Arthurian & Grail Lore

Arthurian and Grail lore make up The Matter of Britain which is deeply integral to the Druid tradition.
Spiral triskelion (formed from mathematical Archimedean spirals), occasionally used as a Christian Trinitarian symbol

The Arthurian Legend

Somewhere in Britain, high in the mountains, the body of King Arthur, clothed in armour and wearing his crown, lies in a state of suspended animation in a hidden cave. When his people need him, he will awaken from his sleep and lead them once again to fulfil their destiny. Some say the cave is in Scotland, others in Wales; others still claim that Arthur sleeps at Alderley Edge in Cheshire or at Sewingshield Crags in Northumberland.

There are many versions of the Arthurian legend, but the basic story remains the same. Arthur was the illegitimate child of Igraine, the wife of Gorlois of Cornwall, and the king of Britain, Uther Pendragon. Their union was masterminded by Merlin, and after the child was born he ensured that Arthur was raised in secret until the time came for him to claim the throne. Arthur was recognized as the rightful king when he was the only contender to succeed in withdrawing a sword embedded in stone. Another sword, Excalibur, was given to Arthur by a mysterious Lady of the Lake.

Advised by his magician, Merlin, Arthur was a wise and magnanimous ruler, who gathered around him the knights of the Round Table at his court at Camelot.

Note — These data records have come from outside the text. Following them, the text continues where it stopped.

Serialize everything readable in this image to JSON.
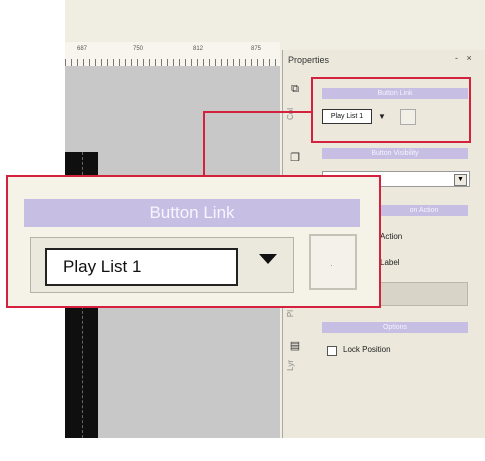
{
  "ruler": {
    "labels": [
      "687",
      "750",
      "812",
      "875"
    ]
  },
  "properties": {
    "title": "Properties",
    "window_buttons": "- ×",
    "tabs": [
      "Col",
      "Pl",
      "Lyr"
    ],
    "button_link": {
      "header": "Button Link",
      "value": "Play List 1"
    },
    "button_visibility": {
      "header": "Button Visibility"
    },
    "button_action": {
      "header": "Button Action",
      "partial": "on Action",
      "items": [
        "Action",
        "Label"
      ]
    },
    "options": {
      "header": "Options",
      "lock_position": "Lock Position"
    }
  },
  "zoom": {
    "header": "Button Link",
    "value": "Play List 1"
  },
  "colors": {
    "highlight": "#d4213d",
    "header": "#c7bfe3"
  }
}
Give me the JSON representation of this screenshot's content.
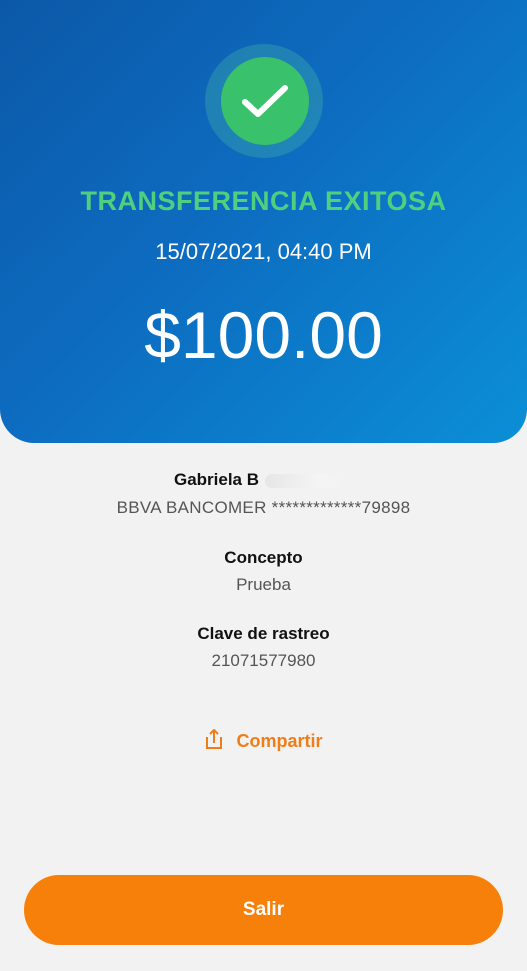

His fate was sealed, however, when his sister, the sorceress Morgan le Fay, encouraged his estranged son (or, in some tales, nephew) Mordred to seize the throne in his absence. At the Battle of Camlann, before Arthur killed him, Mordred delivered a fatal blow, and Arthur’s body was carried away on a barge to Avalon.

The Grail Legend

Modern experts on the Grail, such as John Matthews in his book, The Grail Seeker’s Companion, point to ancient myths involving magical vessels that may be the primal sources of the Grail symbol, such as the ‘Cauldron of Annwn’, which had the power to restore the dead to life again. The very early Welsh text, the Preiddeu Annwn, tells how King Arthur set sail with three shiploads of warriors to find this vessel in the Underworld.

When understood in this way, the Grail emerges first as a pagan symbol, embraced by the Celts and Druids amongst others. As a symbol of the Mother Goddess it is ideal as it represents both womb and breast. By the medieval era this vessel of nourishment and rebirth was transferred from the Goddess to God, and became the chalice that was used by Christ at the Last Supper, which later caught drops of his blood when on the cross. In recent years writers have attempted to return the Grail to the Goddess once more. For example, the authors of The Holy Blood and the Holy Grail suggest that it should actually be understood as the womb of Mary, which carried the bloodline of Jesus, an idea also found in Dan Brown’s novel The Da Vinci Code.

The Grail & Arthurian Myths in Druidry

In modern Druidry, the story of Taliesin, which features a primordial grail in the shape of Ceridwen’s cauldron, is used as a teaching vehicle for spiritual development. When Druids cast a magic circle about them, they often sense the sacred space created in this way as a grail or vessel in which they can open themselves to receive and radiate inspiration and blessings. In public Druidic ceremonies, a sword is sometimes raised aloft with the cry: ‘Behold this sword Excalibur, which rose from the lake of still meditation and was returned to it again. The sword of spirit, of light and truth, is always sharp and always with us, if our lake be stilled.’